Unfortunately, the Clinic was almost as busy as the Referral Centre, and I had no other choice than to wait for my turn. When the nurse finally approached me, she asked where my husband is, because the clinic requires him joining the ANC checks. I told her that he didn’t want to come with me, because he said he is too busy for that. Nevertheless, the nurse checked my health, and she gave me a partner request form, asking my husband to come to the clinic with me."

Susan and her husband take an HIV test with a surprising outcome

"I was surprised that he accepted, and the same week we went together to see the nurse. During one of our pre-test counselling sessions, we learned about the importance of HIV and syphilis tests. We both did the tests, but the outcome was surprising. We were both infected with syphilis, but could start treatment straight away. Although my HIV test was negative, my husband had the virus. The nurse enrolled him for antiviral therapy, and we were advised to use condoms from this day on. Nevertheless, my husband decided he doesn’t want to get treated against HIV. Instead, his mood became worse day by day, and he started mistreating me. He even stopped paying four me and our daily household expenses.

One day, during this difficult situation, I met two St John volunteers on my way to the market.
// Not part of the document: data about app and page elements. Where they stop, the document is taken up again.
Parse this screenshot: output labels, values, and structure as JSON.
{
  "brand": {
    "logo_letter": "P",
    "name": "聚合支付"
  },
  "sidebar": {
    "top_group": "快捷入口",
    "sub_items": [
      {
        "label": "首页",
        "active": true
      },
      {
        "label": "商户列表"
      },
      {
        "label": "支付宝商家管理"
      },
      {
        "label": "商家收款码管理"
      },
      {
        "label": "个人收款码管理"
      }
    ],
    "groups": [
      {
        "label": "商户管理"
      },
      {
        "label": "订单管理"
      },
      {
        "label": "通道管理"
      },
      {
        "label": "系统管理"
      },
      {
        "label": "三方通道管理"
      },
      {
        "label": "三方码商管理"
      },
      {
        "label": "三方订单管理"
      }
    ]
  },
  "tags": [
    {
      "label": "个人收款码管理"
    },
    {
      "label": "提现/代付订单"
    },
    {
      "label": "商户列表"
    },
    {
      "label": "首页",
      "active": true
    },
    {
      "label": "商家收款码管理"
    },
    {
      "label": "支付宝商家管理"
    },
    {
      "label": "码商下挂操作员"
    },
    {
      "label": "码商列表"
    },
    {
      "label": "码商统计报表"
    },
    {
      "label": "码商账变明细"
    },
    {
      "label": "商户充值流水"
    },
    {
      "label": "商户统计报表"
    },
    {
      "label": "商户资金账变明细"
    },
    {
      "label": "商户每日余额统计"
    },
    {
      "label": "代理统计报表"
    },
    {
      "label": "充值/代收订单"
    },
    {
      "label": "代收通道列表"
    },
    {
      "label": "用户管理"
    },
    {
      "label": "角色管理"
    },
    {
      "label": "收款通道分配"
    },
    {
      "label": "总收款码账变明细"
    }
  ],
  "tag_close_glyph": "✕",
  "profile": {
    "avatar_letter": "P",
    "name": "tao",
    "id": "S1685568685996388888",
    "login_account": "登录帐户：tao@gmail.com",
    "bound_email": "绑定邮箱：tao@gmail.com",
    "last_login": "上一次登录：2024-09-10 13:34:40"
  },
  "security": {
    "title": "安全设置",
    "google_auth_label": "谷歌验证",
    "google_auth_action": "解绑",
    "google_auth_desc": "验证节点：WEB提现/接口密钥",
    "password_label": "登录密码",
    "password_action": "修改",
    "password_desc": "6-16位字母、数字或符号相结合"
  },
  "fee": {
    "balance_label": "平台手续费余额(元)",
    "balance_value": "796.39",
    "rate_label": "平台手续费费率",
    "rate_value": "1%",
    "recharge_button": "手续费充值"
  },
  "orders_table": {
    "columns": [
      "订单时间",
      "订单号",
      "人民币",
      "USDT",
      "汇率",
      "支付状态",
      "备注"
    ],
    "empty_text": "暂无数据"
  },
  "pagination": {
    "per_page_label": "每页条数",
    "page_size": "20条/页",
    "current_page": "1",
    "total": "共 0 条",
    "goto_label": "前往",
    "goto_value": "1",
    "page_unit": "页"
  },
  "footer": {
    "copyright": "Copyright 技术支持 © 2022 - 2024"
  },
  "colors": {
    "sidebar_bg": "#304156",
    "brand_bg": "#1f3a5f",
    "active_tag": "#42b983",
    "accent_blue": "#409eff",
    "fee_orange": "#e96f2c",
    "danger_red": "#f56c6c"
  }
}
They saw that I was pregnant and asked me if I had already started ANC. They explained the project they were running in my neighbourhood, and what they do to improve the health of pregnant women and their babies. I got curious, and when they asked me if they could come to my home for a short discussion, I invited them over.

The day they visited my husband was at home as well. They invited him to sit with us and asked for his permission for a short discussion. I remember that the topic was on the importance of male involvement during pregnancy, and how to save money for transport to the clinic, for baby clothes and other necessary items. I was glad to have this discussion, because it clearly reflected on the problems I had with my husband at that time. He agreed with the volunteers, and even more surprising to me, he disclosed his HIV status to them. They advised him to enrol for HIV treatment, and he told them he had done so already but didn’t want to take medication."

St John volunteers visit the family

"The volunteers continued visiting us, and taught us different topics around pregnancy and motherhood, such as danger signs during pregnancy. Again and again they talked about the importance of HIV treatment, and finally he agreed to go to the clinic to start his treatment. We also started saving money and, bit by bit, bought items for my pregnancy and delivery, so I will be able to go to the clinic for delivery equipped with everything I needed.

I am forever grateful for the support we received from St John and their volunteers. They did not only give us new knowledge and ensured, my baby and I stay healthy. Through their intervention, my husband finally started his HIV treatment, which brought us even closer together than before.

He now escorts me to the clinic for my ANC visits, and I remind him to take his medication on time. Whenever my friends see the St John volunteers coming to our house, they come running and join our discussions, because they are eager to learn more about safe motherhood, HIV tests and treatment themselves.”

Learn more about out Mother & Baby Programme in Zambia, Malawi, Zimbabwe and Uganda